## Required work:
Leaving out the pictures, copy each record below exactly.

== Record extracts ==

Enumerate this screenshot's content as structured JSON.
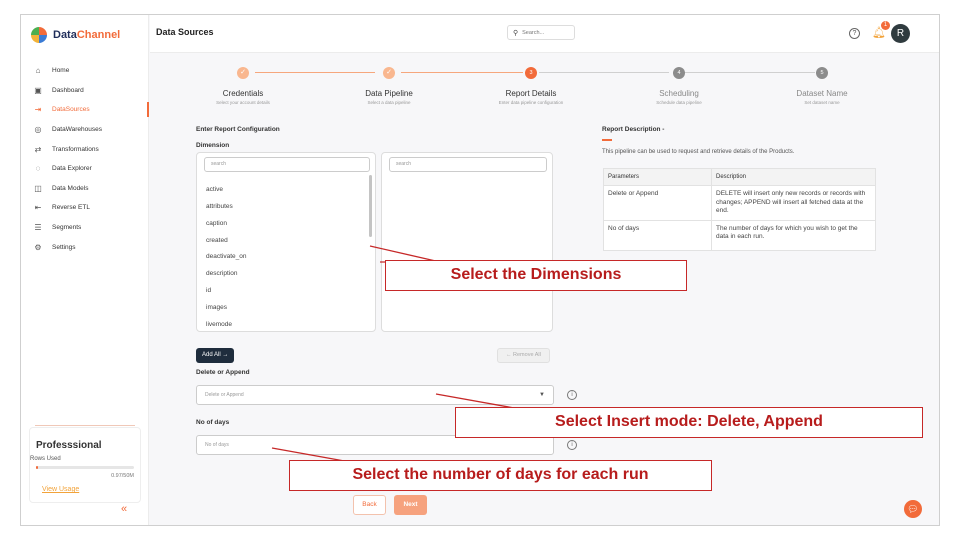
{
  "app": {
    "brand_part1": "Data",
    "brand_part2": "Channel",
    "page_title": "Data Sources",
    "colors": {
      "accent": "#f26b3a",
      "dark": "#1f2d3d",
      "callout": "#c62828"
    }
  },
  "sidebar": {
    "items": [
      {
        "label": "Home",
        "icon": "home-icon"
      },
      {
        "label": "Dashboard",
        "icon": "dashboard-icon"
      },
      {
        "label": "DataSources",
        "icon": "datasource-icon"
      },
      {
        "label": "DataWarehouses",
        "icon": "database-icon"
      },
      {
        "label": "Transformations",
        "icon": "transform-icon"
      },
      {
        "label": "Data Explorer",
        "icon": "explorer-icon"
      },
      {
        "label": "Data Models",
        "icon": "models-icon"
      },
      {
        "label": "Reverse ETL",
        "icon": "reverse-etl-icon"
      },
      {
        "label": "Segments",
        "icon": "segments-icon"
      },
      {
        "label": "Settings",
        "icon": "settings-icon"
      }
    ],
    "active_index": 2,
    "plan": {
      "title": "Professsional",
      "rows_label": "Rows Used",
      "usage": "0.97/50M",
      "usage_fraction": 0.02,
      "link": "View Usage"
    }
  },
  "header": {
    "search_placeholder": "Search...",
    "help": "?",
    "notification_count": "1",
    "avatar_initial": "R"
  },
  "stepper": [
    {
      "title": "Credentials",
      "sub": "Select your account details",
      "state": "done",
      "mark": "✓"
    },
    {
      "title": "Data Pipeline",
      "sub": "Select a data pipeline",
      "state": "done",
      "mark": "✓"
    },
    {
      "title": "Report Details",
      "sub": "Enter data pipeline configuration",
      "state": "current",
      "mark": "3"
    },
    {
      "title": "Scheduling",
      "sub": "Schedule data pipeline",
      "state": "todo",
      "mark": "4"
    },
    {
      "title": "Dataset Name",
      "sub": "Set dataset name",
      "state": "todo",
      "mark": "5"
    }
  ],
  "form": {
    "section_title": "Enter Report Configuration",
    "dimension_label": "Dimension",
    "left_search_placeholder": "search",
    "right_search_placeholder": "search",
    "dimensions": [
      "active",
      "attributes",
      "caption",
      "created",
      "deactivate_on",
      "description",
      "id",
      "images",
      "livemode"
    ],
    "add_all": "Add All →",
    "remove_all": "← Remove All",
    "delete_append_label": "Delete or Append",
    "delete_append_placeholder": "Delete or Append",
    "no_days_label": "No of days",
    "no_days_placeholder": "No of days",
    "back": "Back",
    "next": "Next"
  },
  "report_description": {
    "title": "Report Description -",
    "text": "This pipeline can be used to request and retrieve details of the Products.",
    "headers": [
      "Parameters",
      "Description"
    ],
    "rows": [
      [
        "Delete or Append",
        "DELETE will insert only new records or records with changes; APPEND will insert all fetched data at the end."
      ],
      [
        "No of days",
        "The number of days for which you wish to get the data in each run."
      ]
    ]
  },
  "callouts": {
    "dimensions": "Select the Dimensions",
    "insert_mode": "Select Insert mode: Delete, Append",
    "days": "Select the number of days for each run"
  }
}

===

## Answer section:
Enumerate this screenshot's content as structured JSON.
{
  "app": {
    "brand_part1": "Data",
    "brand_part2": "Channel",
    "page_title": "Data Sources",
    "colors": {
      "accent": "#f26b3a",
      "dark": "#1f2d3d",
      "callout": "#c62828"
    }
  },
  "sidebar": {
    "items": [
      {
        "label": "Home",
        "icon": "home-icon"
      },
      {
        "label": "Dashboard",
        "icon": "dashboard-icon"
      },
      {
        "label": "DataSources",
        "icon": "datasource-icon"
      },
      {
        "label": "DataWarehouses",
        "icon": "database-icon"
      },
      {
        "label": "Transformations",
        "icon": "transform-icon"
      },
      {
        "label": "Data Explorer",
        "icon": "explorer-icon"
      },
      {
        "label": "Data Models",
        "icon": "models-icon"
      },
      {
        "label": "Reverse ETL",
        "icon": "reverse-etl-icon"
      },
      {
        "label": "Segments",
        "icon": "segments-icon"
      },
      {
        "label": "Settings",
        "icon": "settings-icon"
      }
    ],
    "active_index": 2,
    "plan": {
      "title": "Professsional",
      "rows_label": "Rows Used",
      "usage": "0.97/50M",
      "usage_fraction": 0.02,
      "link": "View Usage"
    }
  },
  "header": {
    "search_placeholder": "Search...",
    "help": "?",
    "notification_count": "1",
    "avatar_initial": "R"
  },
  "stepper": [
    {
      "title": "Credentials",
      "sub": "Select your account details",
      "state": "done",
      "mark": "✓"
    },
    {
      "title": "Data Pipeline",
      "sub": "Select a data pipeline",
      "state": "done",
      "mark": "✓"
    },
    {
      "title": "Report Details",
      "sub": "Enter data pipeline configuration",
      "state": "current",
      "mark": "3"
    },
    {
      "title": "Scheduling",
      "sub": "Schedule data pipeline",
      "state": "todo",
      "mark": "4"
    },
    {
      "title": "Dataset Name",
      "sub": "Set dataset name",
      "state": "todo",
      "mark": "5"
    }
  ],
  "form": {
    "section_title": "Enter Report Configuration",
    "dimension_label": "Dimension",
    "left_search_placeholder": "search",
    "right_search_placeholder": "search",
    "dimensions": [
      "active",
      "attributes",
      "caption",
      "created",
      "deactivate_on",
      "description",
      "id",
      "images",
      "livemode"
    ],
    "add_all": "Add All →",
    "remove_all": "← Remove All",
    "delete_append_label": "Delete or Append",
    "delete_append_placeholder": "Delete or Append",
    "no_days_label": "No of days",
    "no_days_placeholder": "No of days",
    "back": "Back",
    "next": "Next"
  },
  "report_description": {
    "title": "Report Description -",
    "text": "This pipeline can be used to request and retrieve details of the Products.",
    "headers": [
      "Parameters",
      "Description"
    ],
    "rows": [
      [
        "Delete or Append",
        "DELETE will insert only new records or records with changes; APPEND will insert all fetched data at the end."
      ],
      [
        "No of days",
        "The number of days for which you wish to get the data in each run."
      ]
    ]
  },
  "callouts": {
    "dimensions": "Select the Dimensions",
    "insert_mode": "Select Insert mode: Delete, Append",
    "days": "Select the number of days for each run"
  }
}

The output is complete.